Credit Card News Credit Cards Swiping 1billion From Credit Starved Customers 2387
Credit cards swiping £1billion from credit-starved customers
22 October 2008 / by Rachael Stiles
Customers are paying more for their credit cards in current economic conditions as companies try to increase profits by cutting interest-free periods, levying more balance transfer fees and upping the cost of withdrawing cash.
Credit cards offer a lifeline to many “credit hungry customers” who have little choice other than to use their plastic to make ends meet as other lines of credit dry up. Unsecured personal loans have dropped by £132million, but credit card lending has moved in to fill the gap, increasing £130million in the same time.
Interest-free periods have been cut by 11 per cent in the last month, costing consumers an extra £3million in interest payments; almost a third of credit cards have cut the interest-free period from 56 to 50 days for new customers.
More than 90 per cent of credit cards now charge a fee for balance transfers, compared to just 29 per cent of companies in 2005, costing the 7.9 million consumers a year that get balance transfer credit cards a total £412million. Fees have also soared 373 per cent, costing each customer an average £52.09, up from £11.02.
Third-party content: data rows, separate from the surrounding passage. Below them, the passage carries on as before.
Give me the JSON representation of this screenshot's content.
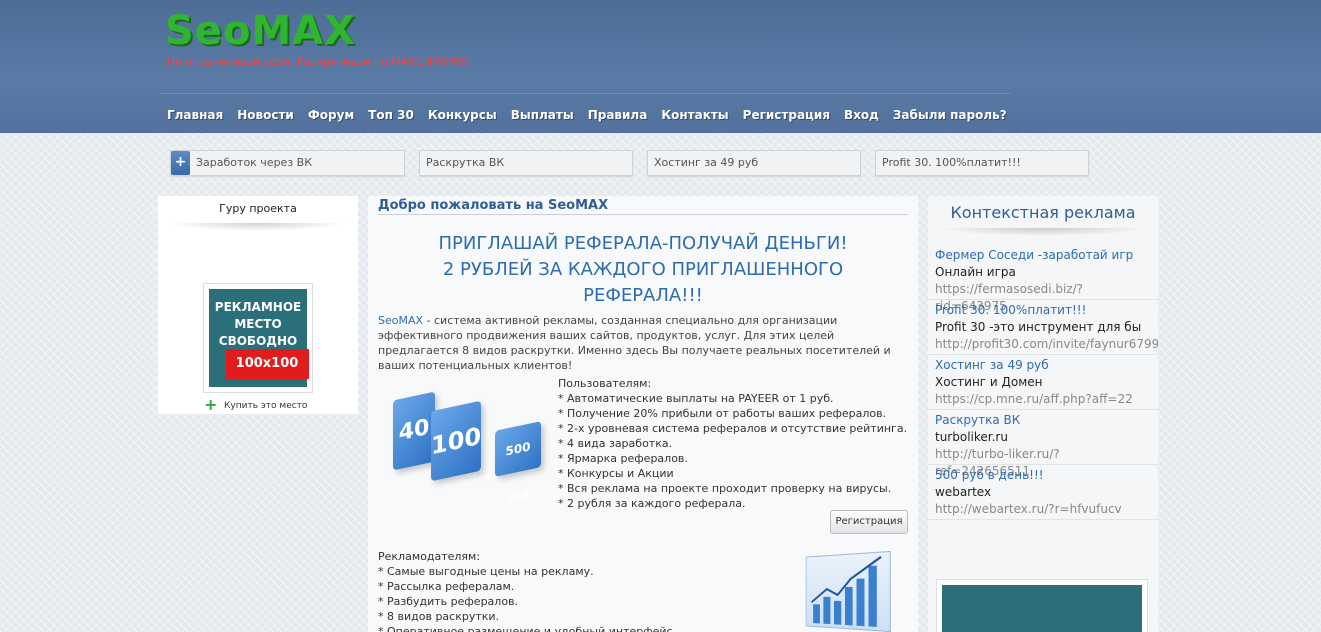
{
  "header": {
    "logo": "SeoMAX",
    "slogan": "Не ограничивай себя. Раскручивай по МАКСИМУМУ!",
    "nav": [
      "Главная",
      "Новости",
      "Форум",
      "Топ 30",
      "Конкурсы",
      "Выплаты",
      "Правила",
      "Контакты",
      "Регистрация",
      "Вход",
      "Забыли пароль?"
    ]
  },
  "toplinks": {
    "plus": "+",
    "items": [
      "Заработок через ВК",
      "Раскрутка ВК",
      "Хостинг за 49 руб",
      "Profit 30. 100%платит!!!"
    ]
  },
  "left": {
    "title": "Гуру проекта",
    "banner_l1": "РЕКЛАМНОЕ",
    "banner_l2": "МЕСТО",
    "banner_l3": "СВОБОДНО",
    "banner_size": "100x100",
    "buy_plus": "+",
    "buy_label": "Купить это место"
  },
  "main": {
    "title": "Добро пожаловать на SeoMAX",
    "promo_1": "ПРИГЛАШАЙ РЕФЕРАЛА-ПОЛУЧАЙ ДЕНЬГИ!",
    "promo_2": "2 РУБЛЕЙ ЗА КАЖДОГО ПРИГЛАШЕННОГО РЕФЕРАЛА!!!",
    "intro_brand": "SeoMAX",
    "intro_text": " - система активной рекламы, созданная специально для организации эффективного продвижения ваших сайтов, продуктов, услуг. Для этих целей предлагается 8 видов раскрутки. Именно здесь Вы получаете реальных посетителей и ваших потенциальных клиентов!",
    "cube_1": "40",
    "cube_2": "100",
    "cube_3": "500",
    "cube_4": "350",
    "users_heading": "Пользователям:",
    "users_items": [
      "* Автоматические выплаты на PAYEER от 1 руб.",
      "* Получение 20% прибыли от работы ваших рефералов.",
      "* 2-х уровневая система рефералов и отсутствие рейтинга.",
      "* 4 вида заработка.",
      "* Ярмарка рефералов.",
      "* Конкурсы и Акции",
      "* Вся реклама на проекте проходит проверку на вирусы.",
      "* 2 рубля за каждого реферала."
    ],
    "register_button": "Регистрация",
    "advert_heading": "Рекламодателям:",
    "advert_items": [
      "* Самые выгодные цены на рекламу.",
      "* Рассылка рефералам.",
      "* Разбудить рефералов.",
      "* 8 видов раскрутки.",
      "* Оперативное размещение и удобный интерфейс."
    ]
  },
  "right": {
    "title": "Контекстная реклама",
    "ads": [
      {
        "title": "Фермер Соседи -заработай игр",
        "desc": "Онлайн игра",
        "url": "https://fermasosedi.biz/?rid=643975"
      },
      {
        "title": "Profit 30. 100%платит!!!",
        "desc": "Profit 30 -это инструмент для бы",
        "url": "http://profit30.com/invite/faynur6799"
      },
      {
        "title": "Хостинг за 49 руб",
        "desc": "Хостинг и Домен",
        "url": "https://cp.mne.ru/aff.php?aff=22"
      },
      {
        "title": "Раскрутка ВК",
        "desc": "turboliker.ru",
        "url": "http://turbo-liker.ru/?ref=242656511"
      },
      {
        "title": "500 руб в день!!!",
        "desc": "webartex",
        "url": "http://webartex.ru/?r=hfvufucv"
      }
    ]
  },
  "colors": {
    "header_bg": "#52729d",
    "logo": "#2fb52f",
    "slogan": "#ff4040",
    "link": "#2f6bb1",
    "banner_red": "#e21c1c",
    "banner_teal": "#2b6f7a"
  }
}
Interest rates on purchases have risen from 16.4 per cent to 17.7 per cent, costing £481million a year. Cash withdrawal fees have also increased, up 41 per cent to 29.97 per cent compared to 21.22 per cent in 2005, costing consumers £161million in interest each year.